» Try it: Pull every line with "content" from the data.

» Extracted records:

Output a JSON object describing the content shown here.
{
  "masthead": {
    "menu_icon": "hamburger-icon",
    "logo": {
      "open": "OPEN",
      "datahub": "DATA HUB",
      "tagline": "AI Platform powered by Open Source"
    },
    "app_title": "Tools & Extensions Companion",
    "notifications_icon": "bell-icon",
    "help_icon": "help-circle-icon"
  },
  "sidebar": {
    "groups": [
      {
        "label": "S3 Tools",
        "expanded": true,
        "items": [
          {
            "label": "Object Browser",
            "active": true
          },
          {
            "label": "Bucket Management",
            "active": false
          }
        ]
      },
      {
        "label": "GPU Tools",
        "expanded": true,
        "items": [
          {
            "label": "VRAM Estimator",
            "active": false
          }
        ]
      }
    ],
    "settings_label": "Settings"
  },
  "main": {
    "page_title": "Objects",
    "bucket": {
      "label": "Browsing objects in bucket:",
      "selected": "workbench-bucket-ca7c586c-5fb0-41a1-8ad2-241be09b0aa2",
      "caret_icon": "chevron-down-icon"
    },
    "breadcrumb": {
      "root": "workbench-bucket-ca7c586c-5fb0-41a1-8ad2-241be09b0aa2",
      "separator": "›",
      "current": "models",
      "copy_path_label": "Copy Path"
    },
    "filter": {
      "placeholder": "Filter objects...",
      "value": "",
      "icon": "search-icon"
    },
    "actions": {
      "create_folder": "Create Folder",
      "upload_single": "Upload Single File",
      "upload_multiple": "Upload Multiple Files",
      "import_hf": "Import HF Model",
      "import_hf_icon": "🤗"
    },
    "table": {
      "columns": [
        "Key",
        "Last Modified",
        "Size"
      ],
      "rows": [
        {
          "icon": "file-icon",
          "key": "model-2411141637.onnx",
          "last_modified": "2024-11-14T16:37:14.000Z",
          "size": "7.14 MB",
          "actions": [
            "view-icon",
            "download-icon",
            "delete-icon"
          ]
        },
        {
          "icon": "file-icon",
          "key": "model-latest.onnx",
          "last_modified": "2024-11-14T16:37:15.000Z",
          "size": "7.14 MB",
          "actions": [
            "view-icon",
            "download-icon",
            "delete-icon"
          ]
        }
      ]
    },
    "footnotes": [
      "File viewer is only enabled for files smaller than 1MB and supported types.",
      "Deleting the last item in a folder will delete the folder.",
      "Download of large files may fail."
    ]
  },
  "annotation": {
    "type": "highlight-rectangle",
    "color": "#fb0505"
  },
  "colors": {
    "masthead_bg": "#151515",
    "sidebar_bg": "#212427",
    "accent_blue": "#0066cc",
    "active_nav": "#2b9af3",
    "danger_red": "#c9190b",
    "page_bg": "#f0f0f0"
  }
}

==

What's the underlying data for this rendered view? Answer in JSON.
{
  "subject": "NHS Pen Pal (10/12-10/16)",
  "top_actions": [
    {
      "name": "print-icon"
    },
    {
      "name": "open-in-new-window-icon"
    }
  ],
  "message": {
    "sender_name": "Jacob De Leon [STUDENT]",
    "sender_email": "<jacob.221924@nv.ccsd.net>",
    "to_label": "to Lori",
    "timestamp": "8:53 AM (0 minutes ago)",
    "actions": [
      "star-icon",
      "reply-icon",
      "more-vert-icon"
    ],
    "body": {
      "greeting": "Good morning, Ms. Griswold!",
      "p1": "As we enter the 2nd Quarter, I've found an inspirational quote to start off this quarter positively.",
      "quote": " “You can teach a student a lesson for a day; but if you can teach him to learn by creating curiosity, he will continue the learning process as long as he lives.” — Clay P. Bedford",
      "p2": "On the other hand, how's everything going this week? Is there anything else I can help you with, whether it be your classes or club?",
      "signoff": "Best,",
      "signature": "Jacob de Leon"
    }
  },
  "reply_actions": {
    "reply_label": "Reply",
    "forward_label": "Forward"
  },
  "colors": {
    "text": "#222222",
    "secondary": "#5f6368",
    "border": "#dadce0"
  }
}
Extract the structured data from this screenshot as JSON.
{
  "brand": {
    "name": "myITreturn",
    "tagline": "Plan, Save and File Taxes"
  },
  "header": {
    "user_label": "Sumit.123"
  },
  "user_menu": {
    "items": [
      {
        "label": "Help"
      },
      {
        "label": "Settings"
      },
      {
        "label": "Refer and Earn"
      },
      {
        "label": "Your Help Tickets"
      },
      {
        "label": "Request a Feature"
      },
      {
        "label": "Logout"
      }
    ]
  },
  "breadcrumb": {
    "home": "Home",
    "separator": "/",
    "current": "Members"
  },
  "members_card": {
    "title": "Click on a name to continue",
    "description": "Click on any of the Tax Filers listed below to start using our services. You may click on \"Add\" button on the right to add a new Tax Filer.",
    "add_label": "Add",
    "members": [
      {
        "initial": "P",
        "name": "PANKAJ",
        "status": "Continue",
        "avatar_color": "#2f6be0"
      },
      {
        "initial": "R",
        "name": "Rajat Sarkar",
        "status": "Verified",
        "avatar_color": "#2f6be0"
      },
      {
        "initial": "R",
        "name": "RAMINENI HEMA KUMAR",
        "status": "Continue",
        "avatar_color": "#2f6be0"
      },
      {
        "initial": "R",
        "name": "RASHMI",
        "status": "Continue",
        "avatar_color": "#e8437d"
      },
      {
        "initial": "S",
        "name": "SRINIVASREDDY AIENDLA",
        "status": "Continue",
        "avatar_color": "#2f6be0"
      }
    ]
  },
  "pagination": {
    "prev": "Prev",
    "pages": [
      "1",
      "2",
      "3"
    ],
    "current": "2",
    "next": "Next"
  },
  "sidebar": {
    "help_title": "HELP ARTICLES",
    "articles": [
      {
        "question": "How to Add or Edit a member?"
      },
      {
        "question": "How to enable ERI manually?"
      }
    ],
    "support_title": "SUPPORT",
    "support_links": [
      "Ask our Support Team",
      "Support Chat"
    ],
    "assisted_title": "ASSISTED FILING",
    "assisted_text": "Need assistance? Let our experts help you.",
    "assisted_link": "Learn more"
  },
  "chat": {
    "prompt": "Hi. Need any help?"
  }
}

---

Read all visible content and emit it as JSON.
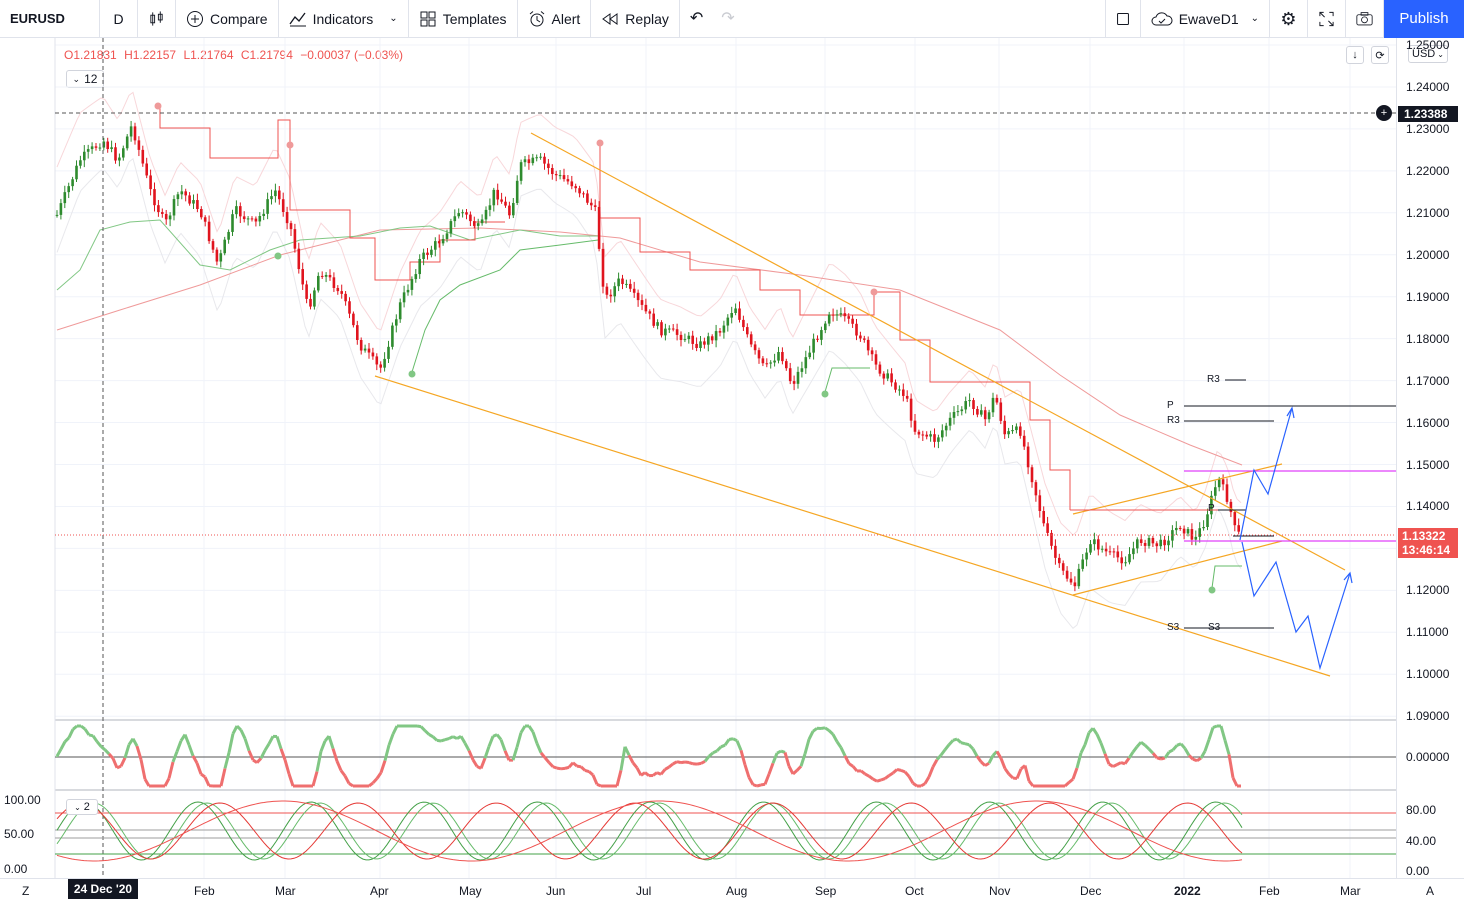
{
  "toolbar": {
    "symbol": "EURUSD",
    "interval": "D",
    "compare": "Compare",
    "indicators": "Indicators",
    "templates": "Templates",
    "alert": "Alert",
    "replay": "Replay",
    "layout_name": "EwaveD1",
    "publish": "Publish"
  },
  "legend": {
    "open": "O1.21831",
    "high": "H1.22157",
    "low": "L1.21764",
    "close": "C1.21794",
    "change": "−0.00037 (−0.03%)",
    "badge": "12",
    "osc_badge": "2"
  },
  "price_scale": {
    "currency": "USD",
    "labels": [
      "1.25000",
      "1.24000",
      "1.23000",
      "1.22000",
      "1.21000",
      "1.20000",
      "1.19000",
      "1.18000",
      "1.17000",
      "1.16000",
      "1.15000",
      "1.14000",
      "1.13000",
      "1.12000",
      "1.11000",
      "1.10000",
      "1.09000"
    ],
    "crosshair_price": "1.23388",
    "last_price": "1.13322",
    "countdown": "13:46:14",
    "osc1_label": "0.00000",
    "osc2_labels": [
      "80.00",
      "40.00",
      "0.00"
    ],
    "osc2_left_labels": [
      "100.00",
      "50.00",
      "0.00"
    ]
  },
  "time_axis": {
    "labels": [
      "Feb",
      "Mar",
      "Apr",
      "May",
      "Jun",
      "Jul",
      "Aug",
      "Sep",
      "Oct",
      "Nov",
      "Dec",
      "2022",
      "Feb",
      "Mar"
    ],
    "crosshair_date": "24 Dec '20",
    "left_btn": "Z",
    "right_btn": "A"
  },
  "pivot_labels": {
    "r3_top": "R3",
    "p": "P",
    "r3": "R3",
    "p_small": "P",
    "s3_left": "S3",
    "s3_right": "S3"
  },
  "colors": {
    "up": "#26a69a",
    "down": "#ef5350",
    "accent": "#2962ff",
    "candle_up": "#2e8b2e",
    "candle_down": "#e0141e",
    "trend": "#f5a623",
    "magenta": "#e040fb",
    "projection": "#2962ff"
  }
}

» Exercise result:
Output a JSON object describing the content shown here.
Read all visible content and emit it as JSON.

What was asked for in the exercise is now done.